In some sectors, though, demand cannot wait for supply to catch up—even when the supply has problems with rising costs. Such is the case in the industrial sector, which is stretched to capacity due to eCommerce and changing supply chain patterns. “Companies simply will not wait 18 to 24 months to occupy a building,” says Robert K. Mericle, president, and CEO of Mericle Commercial Real Estate projects, Capital Tower. Being called a game-changer for Houston’s downtown, the approximate 780,000-square-foot build¬ing sits on a full block and will be con¬nected to five underground pedestrian tunnels. “I don’t think there are any other buildings with connections to that many tunnels, so we’re seeing it as a type of Grand Central Station for Houston,” Ward says. The project’s retail component is based around the traffic flows from inside and outside of the tunnels—a design conceived years ago that fits well with the current trend of transit-oriented live-work space.

Likewise, at Related Cos.’ Hudson Yards, its mammoth project in New York. At the start of the planning process, “we thought about what our residents, employees, and visitors would need, and expect, from a true 21st Century neighborhood,” says Jay Cross, says Ira Teicher, partner, Stroock & Stroock & Lavan LLP. “I’m seeing an evolution from, say, a straightforward condo structure to one that involves air rights for mixed-use development,” he observes.

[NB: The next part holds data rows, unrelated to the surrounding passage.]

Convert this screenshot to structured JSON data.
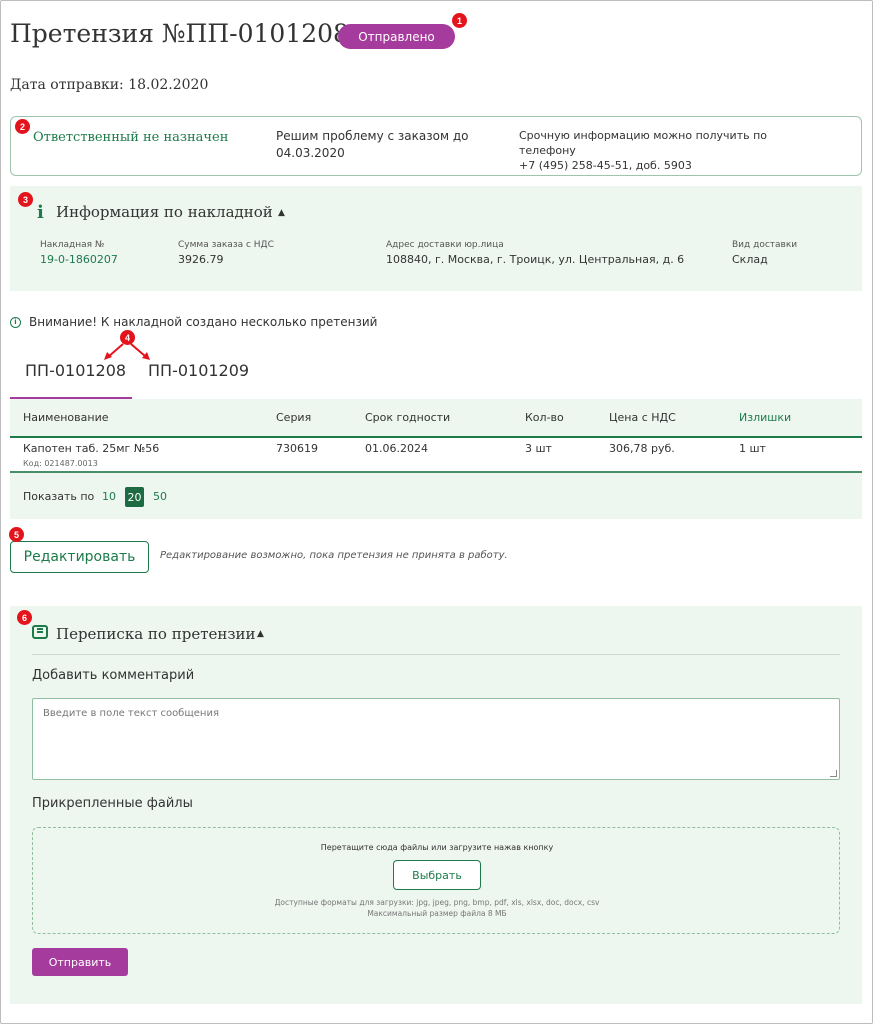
{
  "header": {
    "title": "Претензия №ПП-0101208",
    "status": "Отправлено",
    "sent_date": "Дата отправки: 18.02.2020"
  },
  "markers": [
    "1",
    "2",
    "3",
    "4",
    "5",
    "6"
  ],
  "responsible": {
    "status": "Ответственный не назначен",
    "resolve_line1": "Решим проблему с заказом до",
    "resolve_line2": "04.03.2020",
    "phone_line1": "Срочную информацию можно получить по телефону",
    "phone_line2": "+7 (495) 258-45-51, доб. 5903"
  },
  "invoice": {
    "icon": "info-icon",
    "title": "Информация по накладной",
    "fields": [
      {
        "label": "Накладная №",
        "value": "19-0-1860207"
      },
      {
        "label": "Сумма заказа с НДС",
        "value": "3926.79"
      },
      {
        "label": "Адрес доставки юр.лица",
        "value": "108840, г. Москва, г. Троицк, ул. Центральная, д. 6"
      },
      {
        "label": "Вид доставки",
        "value": "Склад"
      }
    ]
  },
  "warning": "Внимание! К накладной создано несколько претензий",
  "tabs": [
    {
      "label": "ПП-0101208",
      "active": true
    },
    {
      "label": "ПП-0101209",
      "active": false
    }
  ],
  "table": {
    "headers": [
      "Наименование",
      "Серия",
      "Срок годности",
      "Кол-во",
      "Цена с НДС",
      "Излишки"
    ],
    "rows": [
      {
        "name": "Капотен таб. 25мг №56",
        "code": "Код: 021487.0013",
        "series": "730619",
        "expiry": "01.06.2024",
        "qty": "3 шт",
        "price": "306,78 руб.",
        "surplus": "1 шт"
      }
    ],
    "pagination": {
      "label": "Показать по",
      "options": [
        "10",
        "20",
        "50"
      ],
      "selected": "20"
    }
  },
  "edit": {
    "button": "Редактировать",
    "note": "Редактирование возможно, пока претензия не принята в работу."
  },
  "correspondence": {
    "icon": "chat-icon",
    "title": "Переписка по претензии",
    "comment_heading": "Добавить комментарий",
    "comment_placeholder": "Введите в поле текст сообщения",
    "files_heading": "Прикрепленные файлы",
    "drop_text": "Перетащите сюда файлы или загрузите нажав кнопку",
    "choose_button": "Выбрать",
    "formats": "Доступные форматы для загрузки: jpg, jpeg, png, bmp, pdf, xls, xlsx, doc, docx, csv",
    "max_size": "Максимальный размер файла 8 МБ",
    "send_button": "Отправить"
  },
  "colors": {
    "accent_purple": "#a53b9c",
    "accent_green": "#1d7b4a",
    "panel_bg": "#eef6f0",
    "marker_red": "#e3141b"
  }
}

In such deals, a developer creates differ¬ent air parcels and puts together various uses to create a mixed-use vertical development, he explains. The building looks the same from the outside, but the various uses typi¬cally have their own entrances. In essence, the building could have two lobbies—one for the 10 stories of multifamily or condos and another for a hotel.

Ground leases are another structure developers turn to in order to mitigate land costs, or when an owner doesn’t want to sell, says David Eyzenberg, president of invest¬ment bank Eyzenberg & Co. The tenant is usually the developer who builds a property on the land through a ground lease Services. As such, developers are seeking sites that have been fully cleared, graded and made ready for footers and founda¬dons. “Developers don’t have the liberty of taking a raw site, obtaining all the permits and approvals, installing utilities and preparing the building pad.”

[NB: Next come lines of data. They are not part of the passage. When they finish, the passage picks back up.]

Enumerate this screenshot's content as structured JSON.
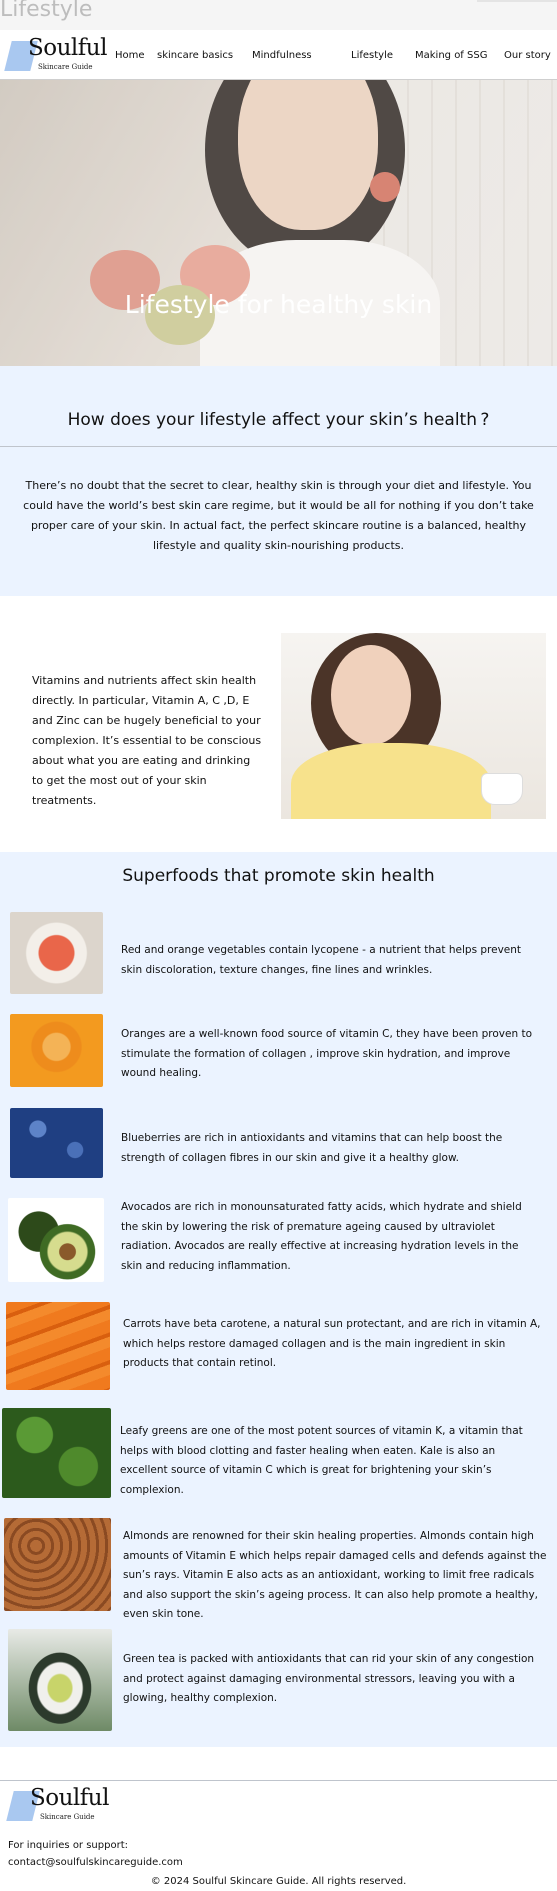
{
  "tab": {
    "title": "Lifestyle"
  },
  "brand": {
    "name": "Soulful",
    "tagline": "Skincare Guide"
  },
  "nav": {
    "items": [
      {
        "label": "Home"
      },
      {
        "label": "skincare basics"
      },
      {
        "label": "Mindfulness"
      },
      {
        "label": "Lifestyle"
      },
      {
        "label": "Making of SSG"
      },
      {
        "label": "Our story"
      }
    ]
  },
  "hero": {
    "title": "Lifestyle for healthy skin"
  },
  "intro": {
    "heading": "How does your lifestyle affect your skin’s health ?",
    "body": "There’s no doubt that the secret to clear, healthy skin is through your diet and lifestyle. You could have the world’s best skin care regime, but it would be all for nothing if you don’t take proper care of your skin. In actual fact, the perfect skincare routine is a balanced, healthy lifestyle and quality skin-nourishing products."
  },
  "vitamins": {
    "body": "Vitamins and nutrients affect skin health directly. In particular, Vitamin A, C ,D, E and Zinc can be hugely beneficial to your complexion. It’s essential to be conscious about what you are eating and drinking to get the most out of your skin treatments."
  },
  "superfoods": {
    "heading": "Superfoods that promote skin health",
    "items": [
      {
        "image": "sweet-potato",
        "text": "Red and orange vegetables contain lycopene - a nutrient that helps prevent skin discoloration, texture changes, fine lines and wrinkles."
      },
      {
        "image": "oranges",
        "text": "Oranges are a well-known food source of vitamin C, they have been proven to stimulate the formation of collagen , improve skin hydration, and improve wound healing."
      },
      {
        "image": "blueberries",
        "text": "Blueberries are rich in antioxidants and vitamins that can help boost the strength of collagen fibres in our skin and give it a healthy glow."
      },
      {
        "image": "avocados",
        "text": "Avocados are rich in monounsaturated fatty acids, which hydrate and shield the skin by lowering the risk of premature ageing caused by ultraviolet radiation. Avocados are really effective at increasing hydration levels in the skin and reducing inflammation."
      },
      {
        "image": "carrots",
        "text": "Carrots have beta carotene, a natural sun protectant, and are rich in vitamin A, which helps restore damaged collagen and is the main ingredient in skin products that contain retinol."
      },
      {
        "image": "leafy-greens",
        "text": "Leafy greens are one of the most potent sources of vitamin K, a vitamin that helps with blood clotting and faster healing when eaten. Kale is also an excellent source of vitamin C which is great for brightening your skin’s complexion."
      },
      {
        "image": "almonds",
        "text": "Almonds are renowned for their skin healing properties. Almonds contain high amounts of Vitamin E which helps repair damaged cells and defends against the sun’s rays. Vitamin E also acts as an antioxidant, working to limit free radicals and also support the skin’s ageing process. It can also help promote a healthy, even skin tone."
      },
      {
        "image": "green-tea",
        "text": "Green tea is packed with antioxidants that can rid your skin of any congestion and protect against damaging environmental stressors, leaving you with a glowing, healthy complexion."
      }
    ]
  },
  "footer": {
    "inquiries": "For inquiries or support:",
    "email": "contact@soulfulskincareguide.com",
    "copyright": "© 2024 Soulful Skincare Guide. All rights reserved."
  },
  "colors": {
    "section_bg": "#ebf3ff",
    "logo_accent": "#a9c8f0"
  }
}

This is especially true in places like northeastern Pennsylvania, where the mountainous terrain and uneven eleva¬dons are obstacles to large-scale develop¬ment. “In order to compete, developers have no choice but to fully prepare sites far in advance of future company inquiries.”
But that’s a developer’s game, after all—estimating where demand will be in advance of it actually emerging. Costs are simply part of that game. “Developers have to be vigilant to stay ahead of the innovation and evolu¬tion of our industry,” Skanska’s Ward says.
As an example, he cites one of its current president of Hudson Yards. That meant chewing over everything from cell phone service and waste management to pedes¬trian traffic, noise, and temperature.

For example, they knew they needed a plan for the next superstorm, Cross says. “We are already far above the flood plain, but we needed to ensure that building services, residences, and restaurant refrigera¬tors could keep operating, no matter the disruption,” he relates. “So we built a first¬of-its-kind micro-grid and two co-genera¬tion plants on site that can generate elec¬tricity and water, with over twice the efficiency of conventional sources.”

The development’s first building to open, 10 Hudson Yards, recently received LEED Platinum certification—the first New York City office building to receive such a rating since the LEED 2009 system went into effect.